PROBLEM DESCRIPTION:
Each record that follows must be given again without alteration.

MATERIALS PROVIDED:
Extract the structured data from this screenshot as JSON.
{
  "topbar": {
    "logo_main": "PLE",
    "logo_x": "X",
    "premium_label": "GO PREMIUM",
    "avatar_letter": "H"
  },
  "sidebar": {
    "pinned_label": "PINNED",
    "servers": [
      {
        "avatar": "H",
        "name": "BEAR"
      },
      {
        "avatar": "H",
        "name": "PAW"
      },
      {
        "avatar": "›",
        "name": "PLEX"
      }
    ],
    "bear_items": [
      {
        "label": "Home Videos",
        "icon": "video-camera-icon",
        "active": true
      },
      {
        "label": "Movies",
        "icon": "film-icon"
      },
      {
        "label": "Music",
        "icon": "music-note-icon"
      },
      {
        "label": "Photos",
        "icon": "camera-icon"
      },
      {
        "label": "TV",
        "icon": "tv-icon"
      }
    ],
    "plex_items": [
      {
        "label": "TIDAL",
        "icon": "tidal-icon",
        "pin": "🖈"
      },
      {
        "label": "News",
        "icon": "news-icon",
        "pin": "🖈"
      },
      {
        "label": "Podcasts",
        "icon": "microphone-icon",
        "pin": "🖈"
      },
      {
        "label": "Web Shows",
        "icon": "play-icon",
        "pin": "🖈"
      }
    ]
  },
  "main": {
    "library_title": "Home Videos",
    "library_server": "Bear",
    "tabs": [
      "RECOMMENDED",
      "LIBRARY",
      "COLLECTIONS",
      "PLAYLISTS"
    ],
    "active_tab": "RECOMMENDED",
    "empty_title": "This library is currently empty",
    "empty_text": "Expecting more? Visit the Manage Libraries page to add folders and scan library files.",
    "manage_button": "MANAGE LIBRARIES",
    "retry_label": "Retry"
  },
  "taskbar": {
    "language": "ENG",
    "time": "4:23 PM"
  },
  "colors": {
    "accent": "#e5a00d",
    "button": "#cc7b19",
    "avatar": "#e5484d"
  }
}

TASK ANSWER:
Extract the structured data from this screenshot as JSON.
{
  "topbar": {
    "logo_main": "PLE",
    "logo_x": "X",
    "premium_label": "GO PREMIUM",
    "avatar_letter": "H"
  },
  "sidebar": {
    "pinned_label": "PINNED",
    "servers": [
      {
        "avatar": "H",
        "name": "BEAR"
      },
      {
        "avatar": "H",
        "name": "PAW"
      },
      {
        "avatar": "›",
        "name": "PLEX"
      }
    ],
    "bear_items": [
      {
        "label": "Home Videos",
        "icon": "video-camera-icon",
        "active": true
      },
      {
        "label": "Movies",
        "icon": "film-icon"
      },
      {
        "label": "Music",
        "icon": "music-note-icon"
      },
      {
        "label": "Photos",
        "icon": "camera-icon"
      },
      {
        "label": "TV",
        "icon": "tv-icon"
      }
    ],
    "plex_items": [
      {
        "label": "TIDAL",
        "icon": "tidal-icon",
        "pin": "🖈"
      },
      {
        "label": "News",
        "icon": "news-icon",
        "pin": "🖈"
      },
      {
        "label": "Podcasts",
        "icon": "microphone-icon",
        "pin": "🖈"
      },
      {
        "label": "Web Shows",
        "icon": "play-icon",
        "pin": "🖈"
      }
    ]
  },
  "main": {
    "library_title": "Home Videos",
    "library_server": "Bear",
    "tabs": [
      "RECOMMENDED",
      "LIBRARY",
      "COLLECTIONS",
      "PLAYLISTS"
    ],
    "active_tab": "RECOMMENDED",
    "empty_title": "This library is currently empty",
    "empty_text": "Expecting more? Visit the Manage Libraries page to add folders and scan library files.",
    "manage_button": "MANAGE LIBRARIES",
    "retry_label": "Retry"
  },
  "taskbar": {
    "language": "ENG",
    "time": "4:23 PM"
  },
  "colors": {
    "accent": "#e5a00d",
    "button": "#cc7b19",
    "avatar": "#e5484d"
  }
}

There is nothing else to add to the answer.